[[ INPUT MATERIAL, beginning ]]

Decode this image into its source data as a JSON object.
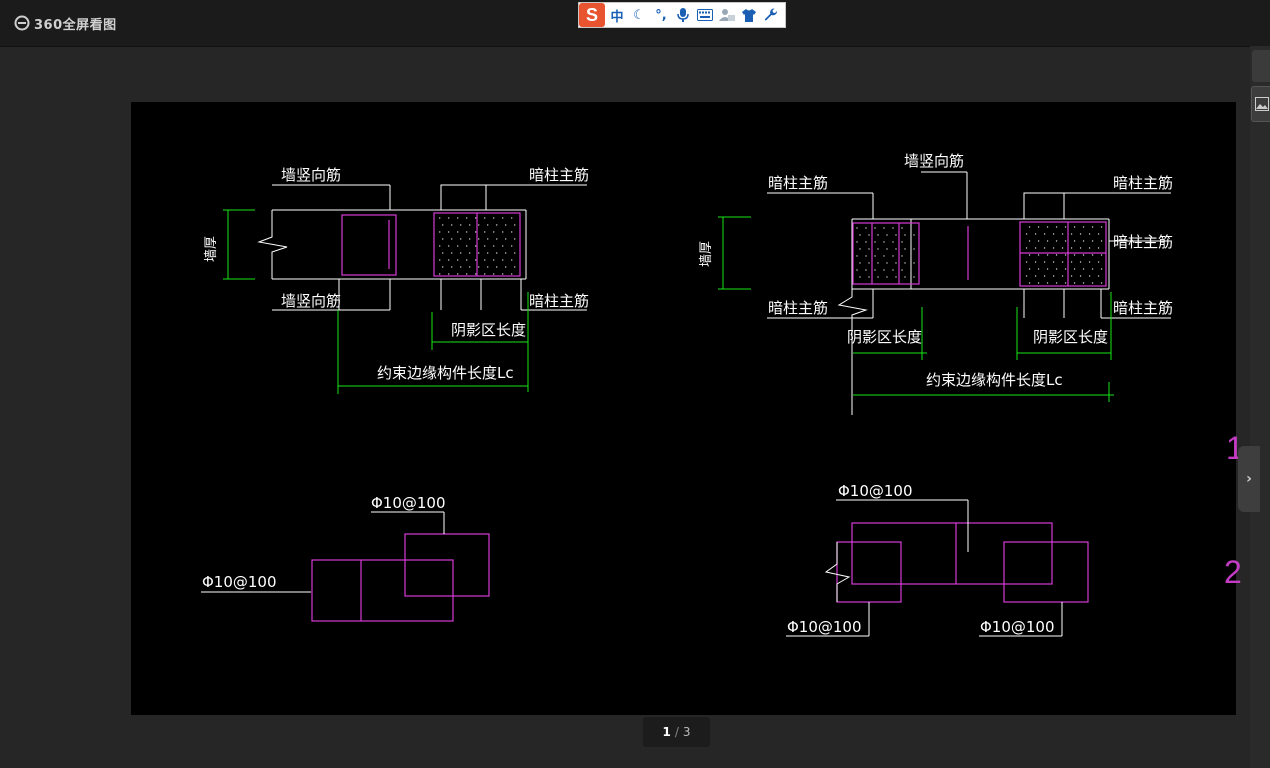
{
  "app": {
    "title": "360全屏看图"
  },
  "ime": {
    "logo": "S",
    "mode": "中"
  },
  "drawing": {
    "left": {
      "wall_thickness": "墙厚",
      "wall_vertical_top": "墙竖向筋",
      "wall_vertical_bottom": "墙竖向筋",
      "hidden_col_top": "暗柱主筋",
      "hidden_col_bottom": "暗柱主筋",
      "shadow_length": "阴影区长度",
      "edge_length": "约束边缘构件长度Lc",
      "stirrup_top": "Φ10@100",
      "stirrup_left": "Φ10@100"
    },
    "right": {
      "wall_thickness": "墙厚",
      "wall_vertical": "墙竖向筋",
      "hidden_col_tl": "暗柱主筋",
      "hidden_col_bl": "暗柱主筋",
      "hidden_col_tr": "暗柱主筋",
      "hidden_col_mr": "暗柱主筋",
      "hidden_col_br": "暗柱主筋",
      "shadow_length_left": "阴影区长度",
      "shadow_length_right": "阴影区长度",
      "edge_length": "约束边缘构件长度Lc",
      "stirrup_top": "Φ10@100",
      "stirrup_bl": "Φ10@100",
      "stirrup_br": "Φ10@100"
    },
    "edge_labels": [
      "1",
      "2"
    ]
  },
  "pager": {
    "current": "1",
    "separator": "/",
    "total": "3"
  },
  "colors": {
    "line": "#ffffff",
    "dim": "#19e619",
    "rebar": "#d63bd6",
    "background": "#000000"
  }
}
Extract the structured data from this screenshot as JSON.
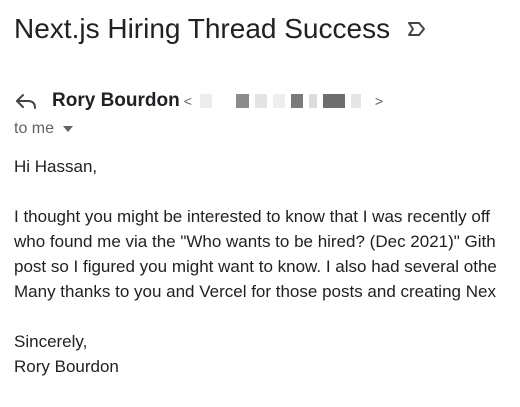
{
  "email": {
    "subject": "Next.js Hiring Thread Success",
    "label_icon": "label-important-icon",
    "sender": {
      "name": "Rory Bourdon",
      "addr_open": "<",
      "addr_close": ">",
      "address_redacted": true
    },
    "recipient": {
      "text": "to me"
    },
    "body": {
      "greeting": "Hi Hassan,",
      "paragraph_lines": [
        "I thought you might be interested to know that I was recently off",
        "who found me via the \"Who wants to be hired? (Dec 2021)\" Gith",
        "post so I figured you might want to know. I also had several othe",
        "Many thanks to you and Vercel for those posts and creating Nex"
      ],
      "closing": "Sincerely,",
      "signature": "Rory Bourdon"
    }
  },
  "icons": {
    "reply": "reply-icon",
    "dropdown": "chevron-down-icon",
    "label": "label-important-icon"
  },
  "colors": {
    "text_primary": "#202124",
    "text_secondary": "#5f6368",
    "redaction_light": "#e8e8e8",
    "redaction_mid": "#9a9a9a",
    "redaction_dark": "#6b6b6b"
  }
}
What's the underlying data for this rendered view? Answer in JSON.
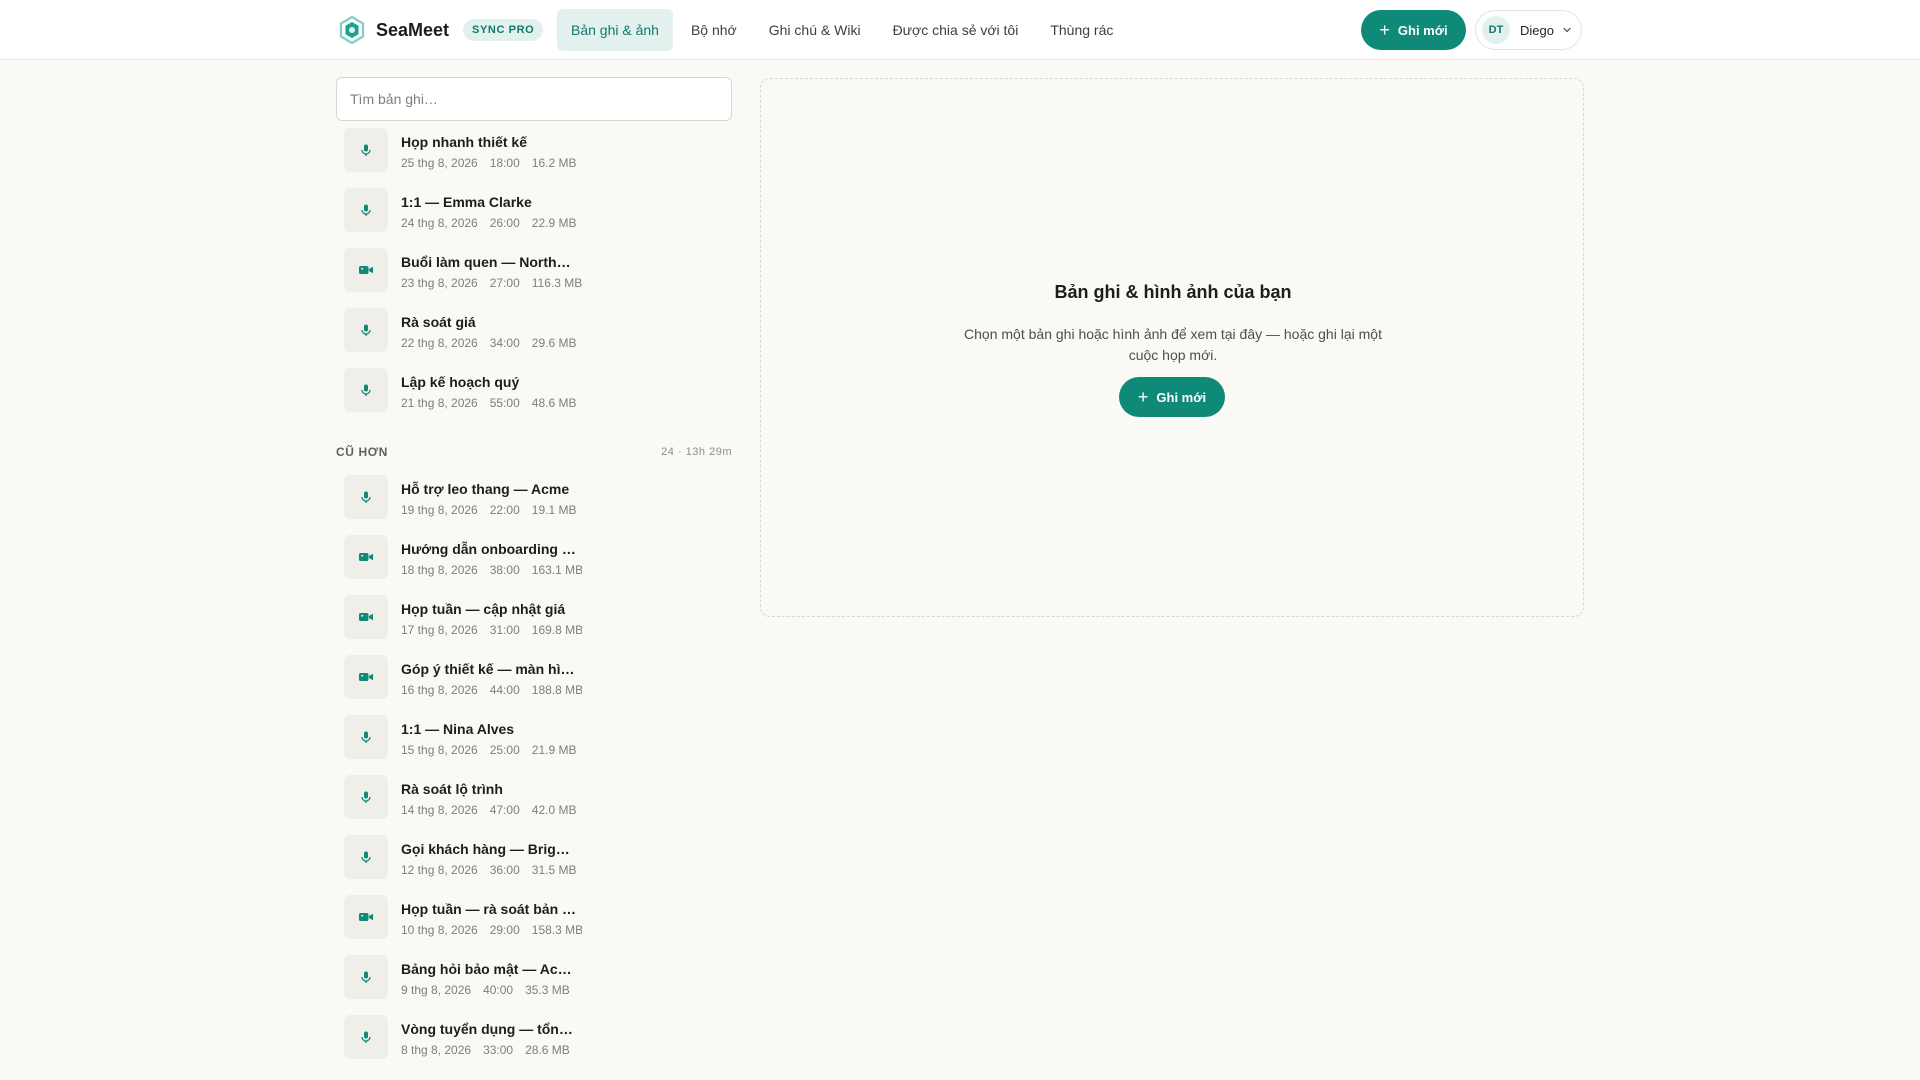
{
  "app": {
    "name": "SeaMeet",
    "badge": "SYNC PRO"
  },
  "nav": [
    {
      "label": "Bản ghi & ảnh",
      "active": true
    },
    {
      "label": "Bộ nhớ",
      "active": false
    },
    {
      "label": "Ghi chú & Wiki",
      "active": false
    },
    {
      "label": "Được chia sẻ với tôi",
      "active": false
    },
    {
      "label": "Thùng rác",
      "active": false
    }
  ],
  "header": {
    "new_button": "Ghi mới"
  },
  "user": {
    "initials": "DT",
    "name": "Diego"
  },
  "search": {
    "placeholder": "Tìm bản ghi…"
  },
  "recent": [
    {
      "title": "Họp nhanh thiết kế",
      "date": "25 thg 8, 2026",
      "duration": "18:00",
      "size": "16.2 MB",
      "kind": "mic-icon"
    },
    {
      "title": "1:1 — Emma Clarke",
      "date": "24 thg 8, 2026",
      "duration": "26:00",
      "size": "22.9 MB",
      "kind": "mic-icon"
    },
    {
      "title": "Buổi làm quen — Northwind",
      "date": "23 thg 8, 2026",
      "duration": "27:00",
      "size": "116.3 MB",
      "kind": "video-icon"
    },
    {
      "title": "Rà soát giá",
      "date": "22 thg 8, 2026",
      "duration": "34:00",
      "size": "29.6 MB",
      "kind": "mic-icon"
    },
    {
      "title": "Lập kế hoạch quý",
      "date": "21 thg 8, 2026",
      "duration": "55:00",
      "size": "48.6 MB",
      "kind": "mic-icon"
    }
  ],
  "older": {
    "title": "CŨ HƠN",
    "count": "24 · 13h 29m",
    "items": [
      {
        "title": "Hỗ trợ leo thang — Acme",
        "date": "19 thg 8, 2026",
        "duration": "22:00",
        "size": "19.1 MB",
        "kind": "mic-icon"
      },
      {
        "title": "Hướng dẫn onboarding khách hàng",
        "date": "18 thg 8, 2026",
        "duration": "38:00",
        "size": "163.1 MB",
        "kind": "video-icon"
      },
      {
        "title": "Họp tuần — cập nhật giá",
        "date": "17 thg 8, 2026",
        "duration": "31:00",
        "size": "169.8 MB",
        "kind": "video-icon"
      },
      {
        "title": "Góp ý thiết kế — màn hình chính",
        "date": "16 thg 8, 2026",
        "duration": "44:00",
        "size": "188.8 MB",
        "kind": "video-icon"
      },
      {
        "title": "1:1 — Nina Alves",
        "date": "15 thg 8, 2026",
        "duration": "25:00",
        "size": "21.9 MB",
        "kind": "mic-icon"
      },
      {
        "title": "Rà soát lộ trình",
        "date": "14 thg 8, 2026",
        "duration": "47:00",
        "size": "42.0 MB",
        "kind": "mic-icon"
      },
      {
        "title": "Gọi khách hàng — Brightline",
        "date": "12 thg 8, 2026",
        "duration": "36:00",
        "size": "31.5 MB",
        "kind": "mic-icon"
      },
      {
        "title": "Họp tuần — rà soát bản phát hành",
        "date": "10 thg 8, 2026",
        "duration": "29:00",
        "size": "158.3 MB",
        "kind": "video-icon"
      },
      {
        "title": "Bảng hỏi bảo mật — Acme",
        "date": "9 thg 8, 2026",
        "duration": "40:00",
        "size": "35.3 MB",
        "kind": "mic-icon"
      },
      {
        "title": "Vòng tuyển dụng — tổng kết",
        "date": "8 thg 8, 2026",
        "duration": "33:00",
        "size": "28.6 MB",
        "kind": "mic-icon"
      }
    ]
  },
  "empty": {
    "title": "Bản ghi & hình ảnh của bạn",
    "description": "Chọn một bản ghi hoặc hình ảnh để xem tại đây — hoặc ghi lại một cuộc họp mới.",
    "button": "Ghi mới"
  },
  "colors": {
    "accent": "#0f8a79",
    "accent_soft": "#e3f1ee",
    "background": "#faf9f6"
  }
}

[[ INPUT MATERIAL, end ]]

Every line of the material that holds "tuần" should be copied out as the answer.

**ANSWER TO THIS PROBLEM**
        "title": "Họp tuần — cập nhật giá",
        "title": "Họp tuần — rà soát bản phát hành",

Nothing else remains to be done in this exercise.